US Army Corps of Engineers
Vicksburg District Website


As the steward of almost 12 million acres of land and water nationwide, the Corps of Engineers must rely on partnerships and volunteer efforts to help with the challenges of managing its cultural and natural resources as well as meet the recreational demands of its visitors.  In the Vicksburg District, there are many volunteer opportunities available in recreation and natural resource management. 

They include:

  • Becoming a Campground Host
  • Trail Building and Maintenance
  • Providing Blue Bird and Duck Box Maintenance
  • Coordinating Special Events
  • Distributing Interpretive Materials
  • Giving Interpretive Tours
  • Constructing Wildlife Habitat
  • Participating in Clean-up Events

If you are in search of rewarding opportunities and experiences, or if you want to give something back to your community, contact the Volunteer Coordinator at your local Corps office and let them share with you the vast array of opportunities awaiting you right in your own backyard! 


Mississippi Project Office
Phone: 662-578-3873

Ouachita Project Office:
Phone: 501-767-4844

Louisiana Field Office
Phone: 318-322-6391


In today’s financial environment PARTNERING is an essential tool that allows the U.S. Army Corps of Engineers to effectively manage recreation and environmental resources. In order to successfully meet our recreation and stewardship missions, and to foster shared values, vision, and a sense of ownership it is imperative that we work together with state governments, Native American tribes, private/public organizations, local communities, and other partners. So we can all maintain or advance programs from wildlife protection and habitat improvement to recreational facility enhancements.

Partnering helps to pool scarce resources, to promote coordinated, focused, and consistent mutual efforts to resolve common problems and missions, and to avoid unnecessary duplication of effort.

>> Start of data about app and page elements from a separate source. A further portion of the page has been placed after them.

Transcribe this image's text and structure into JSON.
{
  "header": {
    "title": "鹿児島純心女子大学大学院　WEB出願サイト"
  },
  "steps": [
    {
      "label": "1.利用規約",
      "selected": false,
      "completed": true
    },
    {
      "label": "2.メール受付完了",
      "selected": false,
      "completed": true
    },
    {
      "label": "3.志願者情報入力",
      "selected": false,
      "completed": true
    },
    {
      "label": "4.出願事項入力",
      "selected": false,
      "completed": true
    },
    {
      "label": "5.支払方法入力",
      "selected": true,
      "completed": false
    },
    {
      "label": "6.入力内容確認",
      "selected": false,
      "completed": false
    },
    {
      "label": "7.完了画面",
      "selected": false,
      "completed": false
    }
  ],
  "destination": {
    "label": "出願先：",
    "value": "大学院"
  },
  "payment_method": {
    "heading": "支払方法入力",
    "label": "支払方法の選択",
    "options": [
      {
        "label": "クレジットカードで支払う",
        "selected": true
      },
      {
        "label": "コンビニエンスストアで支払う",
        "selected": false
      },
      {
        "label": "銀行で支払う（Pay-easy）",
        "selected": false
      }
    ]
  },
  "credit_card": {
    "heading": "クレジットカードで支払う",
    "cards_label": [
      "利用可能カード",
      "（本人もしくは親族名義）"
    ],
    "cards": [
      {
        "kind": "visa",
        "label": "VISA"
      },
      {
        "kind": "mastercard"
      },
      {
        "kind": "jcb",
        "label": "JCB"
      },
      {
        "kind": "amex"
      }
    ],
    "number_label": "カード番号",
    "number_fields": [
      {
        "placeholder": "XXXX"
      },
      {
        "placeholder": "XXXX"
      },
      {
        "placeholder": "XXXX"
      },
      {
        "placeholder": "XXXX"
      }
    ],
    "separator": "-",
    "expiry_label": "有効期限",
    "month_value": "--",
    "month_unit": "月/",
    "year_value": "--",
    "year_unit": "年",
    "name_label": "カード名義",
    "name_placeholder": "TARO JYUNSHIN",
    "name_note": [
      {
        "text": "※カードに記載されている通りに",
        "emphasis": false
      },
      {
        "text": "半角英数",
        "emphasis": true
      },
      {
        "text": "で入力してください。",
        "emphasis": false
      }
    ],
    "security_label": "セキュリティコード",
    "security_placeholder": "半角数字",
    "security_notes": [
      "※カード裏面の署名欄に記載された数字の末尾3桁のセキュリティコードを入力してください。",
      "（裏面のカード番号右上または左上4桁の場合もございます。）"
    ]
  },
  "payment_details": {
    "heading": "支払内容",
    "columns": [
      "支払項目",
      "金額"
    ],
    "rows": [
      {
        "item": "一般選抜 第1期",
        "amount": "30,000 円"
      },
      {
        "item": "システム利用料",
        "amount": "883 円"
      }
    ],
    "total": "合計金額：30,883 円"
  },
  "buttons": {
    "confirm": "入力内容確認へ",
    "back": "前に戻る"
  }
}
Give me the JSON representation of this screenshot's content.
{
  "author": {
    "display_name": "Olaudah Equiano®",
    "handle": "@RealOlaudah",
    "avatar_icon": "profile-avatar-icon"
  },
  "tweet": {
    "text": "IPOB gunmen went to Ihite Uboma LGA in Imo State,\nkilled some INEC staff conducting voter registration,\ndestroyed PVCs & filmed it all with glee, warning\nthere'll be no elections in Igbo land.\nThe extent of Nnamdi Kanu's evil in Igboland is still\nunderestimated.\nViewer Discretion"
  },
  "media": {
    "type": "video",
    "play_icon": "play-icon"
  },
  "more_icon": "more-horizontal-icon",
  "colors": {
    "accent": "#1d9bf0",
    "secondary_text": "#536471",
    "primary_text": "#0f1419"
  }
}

The NRM Program has embraced this reality and is committed to fully exploring the potential development of new public-private partnerships to leverage limited appropriated funds and human resources.

 The bottom line: partnering is smart business